This is where Carl Guardino from the Silicon Valley Leadership Group … his entire membership plays a critical role. He’s personally very passionate about supporting the homeless. He’s convinced the entire leadership group of companies to say “This is going to be a top priority for us.”
Not a single company will stand up and say “We’ll own it.” But as a community, if someone would rally and create programs, I know they will support it.
There’s a very interesting project called Small Business Ignite. Basically, San Jose wants to help small businesses succeed. Small businesses need training. They need mentoring. They don’t have time, they don’t have the resources. And basically, we were able to rally Ernst & Young to come together to not only provide a one-time training. Ernst & Young has agreed to participate in a one-year program where they provide tech planning, legal planning, business planning.

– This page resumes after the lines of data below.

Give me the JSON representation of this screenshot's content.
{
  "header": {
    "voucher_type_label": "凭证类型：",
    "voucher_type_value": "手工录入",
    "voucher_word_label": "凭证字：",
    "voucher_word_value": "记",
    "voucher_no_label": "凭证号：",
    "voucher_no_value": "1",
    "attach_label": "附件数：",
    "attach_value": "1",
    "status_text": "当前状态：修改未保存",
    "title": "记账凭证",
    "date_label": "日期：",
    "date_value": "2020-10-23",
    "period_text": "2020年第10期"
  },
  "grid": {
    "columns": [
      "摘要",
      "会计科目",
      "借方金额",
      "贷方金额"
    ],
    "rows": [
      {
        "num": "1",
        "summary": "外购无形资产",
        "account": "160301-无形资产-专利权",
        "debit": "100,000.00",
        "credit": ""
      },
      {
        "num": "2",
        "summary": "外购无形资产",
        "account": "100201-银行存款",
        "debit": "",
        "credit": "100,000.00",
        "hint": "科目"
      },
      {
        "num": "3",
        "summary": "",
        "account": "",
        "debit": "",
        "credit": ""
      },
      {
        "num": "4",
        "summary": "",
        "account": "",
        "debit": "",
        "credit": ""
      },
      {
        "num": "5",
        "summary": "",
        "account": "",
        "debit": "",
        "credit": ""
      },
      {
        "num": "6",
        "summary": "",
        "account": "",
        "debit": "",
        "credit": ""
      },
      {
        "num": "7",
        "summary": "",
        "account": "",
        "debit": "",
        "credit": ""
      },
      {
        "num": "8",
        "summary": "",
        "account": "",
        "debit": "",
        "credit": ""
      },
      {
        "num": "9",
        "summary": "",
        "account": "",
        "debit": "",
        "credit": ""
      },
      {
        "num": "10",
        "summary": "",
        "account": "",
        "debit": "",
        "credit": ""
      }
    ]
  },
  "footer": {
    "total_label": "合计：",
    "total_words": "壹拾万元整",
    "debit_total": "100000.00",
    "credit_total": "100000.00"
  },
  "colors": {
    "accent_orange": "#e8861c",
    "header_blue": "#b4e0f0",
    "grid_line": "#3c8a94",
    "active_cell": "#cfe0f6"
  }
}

We recruited HootSuite to provide social-media training. So small companies can learn how to use Twitter to improve customer service, to create demand, to use social media for business reasons.
We’re planning on pairing the small businesses so that a Stage 1 company—meaning they have a concept, they’ve got a beta product—they can be mentored by another small business who’s more stable and more successful. In exchange, the more mature small-business client would then get mentoring from the larger companies. So truly, it’s train the trainer and we’re allowing this type of collaboration and mentoring to thrive in Silicon Valley.
WATCH: San Jose Mayor Chuck Reed discusses the Silicon Valley Talent Partnership
Editor’s Note: This interview has been edited for length and clarity.